Leave the pictures out and repeat the rest of the data below exactly.

[Input material — start]

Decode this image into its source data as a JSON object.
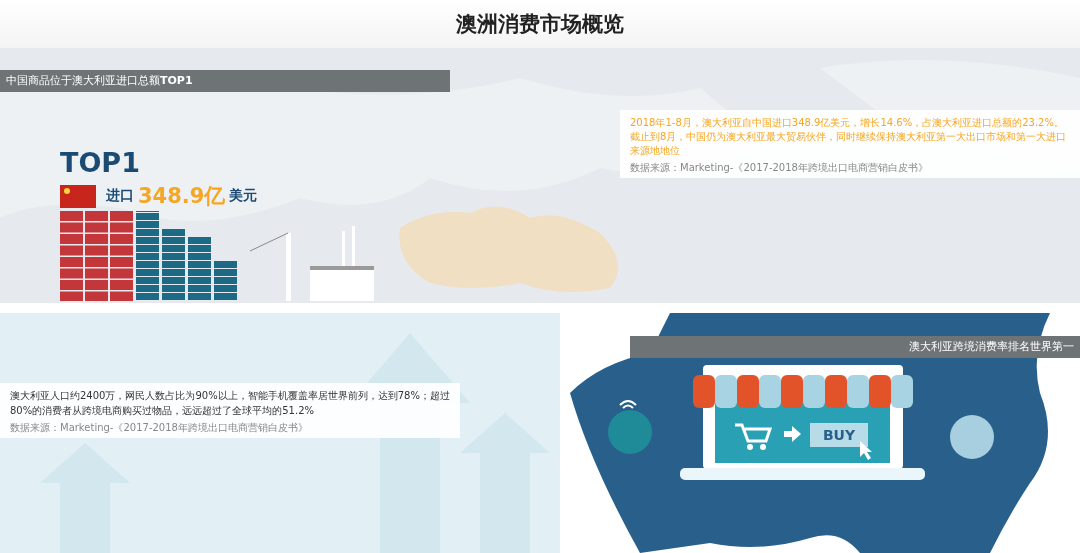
{
  "page_title": "澳洲消费市场概览",
  "import_section": {
    "header": "中国商品位于澳大利亚进口总额**TOP1**",
    "rank": "TOP1",
    "import_label": "进口",
    "import_amount": "348.9亿",
    "currency": "美元",
    "note": {
      "text": "2018年1-8月，澳大利亚自中国进口348.9亿美元，增长14.6%，占澳大利亚进口总额的23.2%。截止到8月，中国仍为澳大利亚最大贸易伙伴，同时继续保持澳大利亚第一大出口市场和第一大进口来源地地位",
      "source": "数据来源：Marketing-《2017-2018年跨境出口电商营销白皮书》"
    }
  },
  "ecommerce_section": {
    "header": "澳大利亚跨境消费率排名世界第一",
    "buy_label": "BUY",
    "note": {
      "text": "澳大利亚人口约2400万，网民人数占比为90%以上，智能手机覆盖率居世界前列，达到78%；超过80%的消费者从跨境电商购买过物品，远远超过了全球平均的51.2%",
      "source": "数据来源：Marketing-《2017-2018年跨境出口电商营销白皮书》"
    }
  }
}
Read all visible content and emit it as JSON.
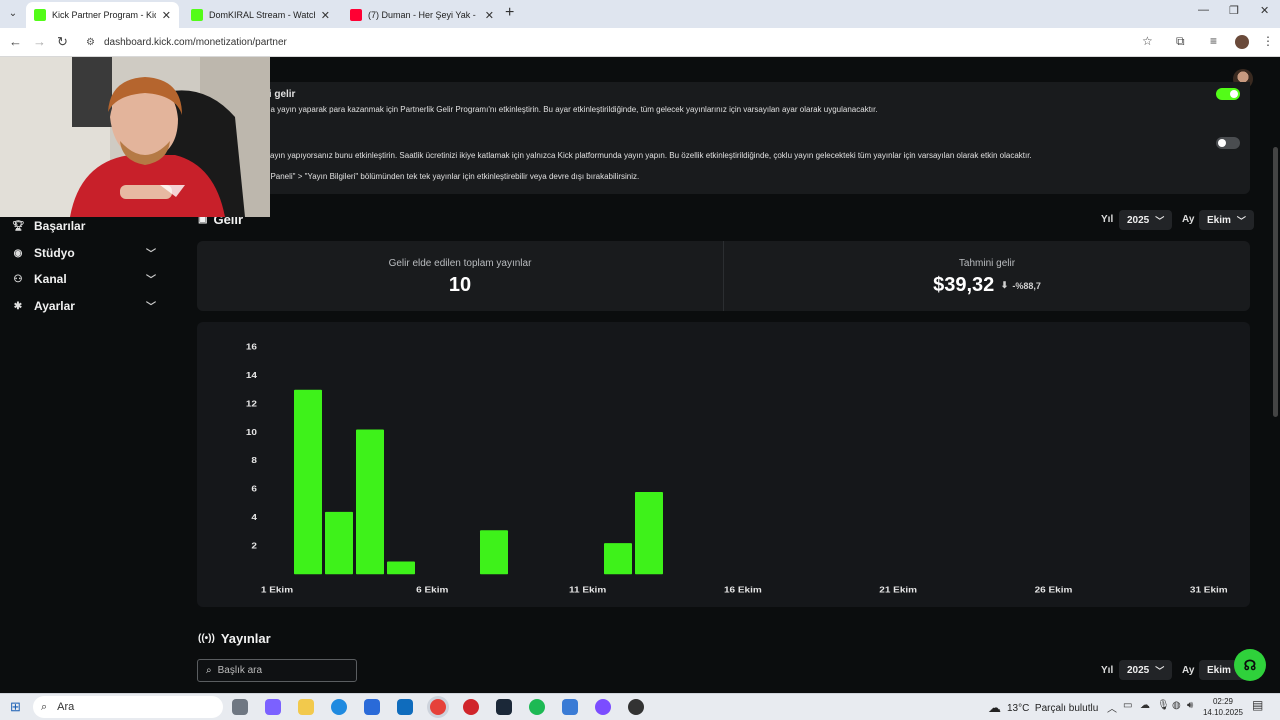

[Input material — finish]

### Exercise output
Decode this image into its source data as a JSON object.
{
  "page_title": "澳洲消费市场概览",
  "import_section": {
    "header": "中国商品位于澳大利亚进口总额**TOP1**",
    "rank": "TOP1",
    "import_label": "进口",
    "import_amount": "348.9亿",
    "currency": "美元",
    "note": {
      "text": "2018年1-8月，澳大利亚自中国进口348.9亿美元，增长14.6%，占澳大利亚进口总额的23.2%。截止到8月，中国仍为澳大利亚最大贸易伙伴，同时继续保持澳大利亚第一大出口市场和第一大进口来源地地位",
      "source": "数据来源：Marketing-《2017-2018年跨境出口电商营销白皮书》"
    }
  },
  "ecommerce_section": {
    "header": "澳大利亚跨境消费率排名世界第一",
    "buy_label": "BUY",
    "note": {
      "text": "澳大利亚人口约2400万，网民人数占比为90%以上，智能手机覆盖率居世界前列，达到78%；超过80%的消费者从跨境电商购买过物品，远远超过了全球平均的51.2%",
      "source": "数据来源：Marketing-《2017-2018年跨境出口电商营销白皮书》"
    }
  }
}
Read all visible content and emit it as JSON.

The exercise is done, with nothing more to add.